Mark Steyn has an interesting take on Sarah Palin’s resignation as Alaska’s governor. His last two paragraphs has some very good points:
Most of those who sneer at Sarah Palin have no desire to live her life. But why not try to – what’s the word? – “empathize”? If you like Wasilla and hunting and snowmachining and moose stew and politics, is the last worth giving up everything else in the hopes that one day David Letterman and Maureen Dowd might decide Trig and Bristol and the rest are sufficiently non-risible to enable you to prosper in their world? And, putting aside the odds, would you really like to be the person you’d have to turn into under that scenario?
National office will dwindle down to the unhealthily singleminded (Clinton, Obama), the timeserving emirs of Incumbistan (Biden, McCain) and dynastic heirs (Bush). Our loss.
I have never been very critical of Sarah Palin. In fact, I haven’t said much about her on The Moderate Voice or anywhere else. One reason is that I like her. I like her “regular-ness”. Whereas President Obama acts like, talks like, and carries himself like university professor (some would say the “cool” professor and I don’t have a problem with that), Palin is the mom on the PTA. Especially here in Conservative Country (suburban/rural Georgia). She reminds me so much of the women I volunteered with (and respect) on the PTA (Parent-Teacher Association). The conversations I had with those women were funny, frank, lovingly ignorant sometimes, and above all… REAL. I felt that “real” connection with Sarah Palin during her presidential campaign season. Yes, I criticized various things she said on the campaign trail (I really hated the “pal around with terrorists” line) but I never hated her. And probably never will.
So when Mark Steyn makes the point that Sarah Palin left the spotlight to basically be true to herself, I can believe it and I have no problem with it. I ask myself at times could I run for a major political office and if I won, could I deal with the scrutiny. Well I don’t think I would get that far since my family and extended family has linkages to the Black Panthers, Nation Of Islam, and other black nationalists groups (I shudder at what blogs and pundits would say and write about me since I don’t do “distancing” and “disowning” regarding this). But if this was an alternate universe and those things were overlooked (what a fantasy), and I actually became a governor, could I be me? I don’t think I could and that’s enough for me to not want the job.

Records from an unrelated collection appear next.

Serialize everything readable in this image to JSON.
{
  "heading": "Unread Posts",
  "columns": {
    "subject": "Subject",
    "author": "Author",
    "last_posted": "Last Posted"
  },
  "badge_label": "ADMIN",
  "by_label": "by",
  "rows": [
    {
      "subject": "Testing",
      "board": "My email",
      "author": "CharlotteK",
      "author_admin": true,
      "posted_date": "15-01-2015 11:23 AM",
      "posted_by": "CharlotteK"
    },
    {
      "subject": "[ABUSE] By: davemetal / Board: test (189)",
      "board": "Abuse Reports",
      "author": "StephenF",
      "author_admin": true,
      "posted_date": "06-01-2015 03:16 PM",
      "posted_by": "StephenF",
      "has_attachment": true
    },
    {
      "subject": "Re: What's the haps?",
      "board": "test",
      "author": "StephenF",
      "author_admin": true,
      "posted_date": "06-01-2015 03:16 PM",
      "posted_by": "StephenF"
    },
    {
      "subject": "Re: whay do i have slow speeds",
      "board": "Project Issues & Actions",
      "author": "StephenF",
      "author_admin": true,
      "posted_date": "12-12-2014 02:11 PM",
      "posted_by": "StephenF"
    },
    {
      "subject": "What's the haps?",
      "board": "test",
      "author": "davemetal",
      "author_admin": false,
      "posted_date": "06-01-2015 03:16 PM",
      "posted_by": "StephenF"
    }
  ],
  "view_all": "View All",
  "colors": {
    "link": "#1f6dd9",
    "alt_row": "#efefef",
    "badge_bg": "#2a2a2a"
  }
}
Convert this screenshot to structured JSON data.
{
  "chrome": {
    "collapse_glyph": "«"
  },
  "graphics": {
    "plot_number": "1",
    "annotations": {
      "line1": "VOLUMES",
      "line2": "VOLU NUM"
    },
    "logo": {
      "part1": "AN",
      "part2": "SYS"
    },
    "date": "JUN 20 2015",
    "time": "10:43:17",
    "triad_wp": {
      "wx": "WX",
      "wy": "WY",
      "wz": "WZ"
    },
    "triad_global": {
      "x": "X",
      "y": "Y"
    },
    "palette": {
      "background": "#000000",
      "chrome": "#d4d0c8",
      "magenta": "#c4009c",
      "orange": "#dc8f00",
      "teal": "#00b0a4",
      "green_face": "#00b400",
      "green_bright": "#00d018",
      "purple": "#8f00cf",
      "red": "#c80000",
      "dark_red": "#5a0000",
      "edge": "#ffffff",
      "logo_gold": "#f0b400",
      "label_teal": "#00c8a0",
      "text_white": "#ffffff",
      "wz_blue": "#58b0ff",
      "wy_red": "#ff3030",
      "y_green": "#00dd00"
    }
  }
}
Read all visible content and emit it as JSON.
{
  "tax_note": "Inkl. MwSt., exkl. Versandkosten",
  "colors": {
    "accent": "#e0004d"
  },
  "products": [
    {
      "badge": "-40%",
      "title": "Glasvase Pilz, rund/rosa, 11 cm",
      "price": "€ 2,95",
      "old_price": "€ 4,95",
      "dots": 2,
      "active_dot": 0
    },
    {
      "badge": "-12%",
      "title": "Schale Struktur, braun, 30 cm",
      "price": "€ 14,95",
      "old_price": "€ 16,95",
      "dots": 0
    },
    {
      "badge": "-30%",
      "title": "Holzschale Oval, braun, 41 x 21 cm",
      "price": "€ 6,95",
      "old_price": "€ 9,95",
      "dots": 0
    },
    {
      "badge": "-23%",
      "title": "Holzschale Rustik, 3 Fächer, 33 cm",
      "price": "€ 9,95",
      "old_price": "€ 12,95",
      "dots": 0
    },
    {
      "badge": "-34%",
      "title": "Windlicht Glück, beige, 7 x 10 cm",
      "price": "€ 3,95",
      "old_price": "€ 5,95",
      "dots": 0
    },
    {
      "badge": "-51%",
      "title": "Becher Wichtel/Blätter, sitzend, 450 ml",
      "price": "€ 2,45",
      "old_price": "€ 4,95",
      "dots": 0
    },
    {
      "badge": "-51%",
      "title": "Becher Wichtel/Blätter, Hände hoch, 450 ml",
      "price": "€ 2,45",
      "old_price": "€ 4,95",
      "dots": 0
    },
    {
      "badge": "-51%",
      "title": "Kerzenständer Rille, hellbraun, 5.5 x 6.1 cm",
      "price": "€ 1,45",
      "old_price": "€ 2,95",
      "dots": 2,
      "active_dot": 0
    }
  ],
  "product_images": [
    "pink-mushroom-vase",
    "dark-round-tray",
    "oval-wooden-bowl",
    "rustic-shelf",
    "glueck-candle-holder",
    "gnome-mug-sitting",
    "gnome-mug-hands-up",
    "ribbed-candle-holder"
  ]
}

The regular folk need not apply for major political/government office in our current political environment. Our “regular-ness” is a liability in current major American politics. I know some of you will tell me that you had no problem with Palin’s “regular-ness”; you have a problem with her ignorance and experience. Yes, Sarah Palin was ignorant on certain issues and lacked political savvy during the presidential campaign. But so was then presidential candidate Barack Obama. But Barack Obama was a former constitutional law professor (“lawyer”). He was able to maneuver his way through his ignorance on certain “things” with his professorial ways and overall smooth savvy. But Palin is a regular gal. And many of us regular folks “put it out there and see where it sticks and roll with it”. Maybe we should have said it better. Maybe we should have clarified. Maybe we shouldn’t have said it at all. But that’s the way it goes.
Am I saying that we should only elect regular “Joes and Janes” to political office? No I’m not. But the treatment of Sarah Palin in the media (MSM and Internet) has been deplorable at times. She’s had her “regular-ness” attacked. Not her policies on average. But her “regular-ness”. And that’s quite depressing and infuriating. So I truly believe she wants out of public spotlight and retreat into the private sector. Maybe become a “talking head”/pundit? She will be popular with a certain segments of America (and probably make a nice amount of loot in the process). So I don’t feel sorry for Sarah Palin. She has a lucrative and exciting future ahead. At least in the private sector, you can be you most of the time and still accomplish many, many things.
And when I say “regular folk”, it describes the average American and the way they live their lives. The majority of us are “regular folk” in that we engage in very similar behaviors of the not very wealthy “working class”.
UPDATE: A friend of mine just sent me an e-mail after reading this post of mine:
C’mon T. She’s leaving office because of a brewing scandal. Yeah, she may be a regular gal but she’s a scandalous regular gal!
If there is a scandal a-brewing, so be it. Doesn’t change the fact that she’s a regular gal. In fact, if there is a scandal tied to this resignation, I’ll bet the farm she’s going to get eviscerated and wholly obliterated in the press (MSM and Internet) with flair because of her “regular-ness”. Mark Sanford will be thanking the stars he’s not Sarah Palin.
I’m not complex. Don’t have time for all that. And all that complex stuff bad for the stomach. Just color me simple and plain with a twist.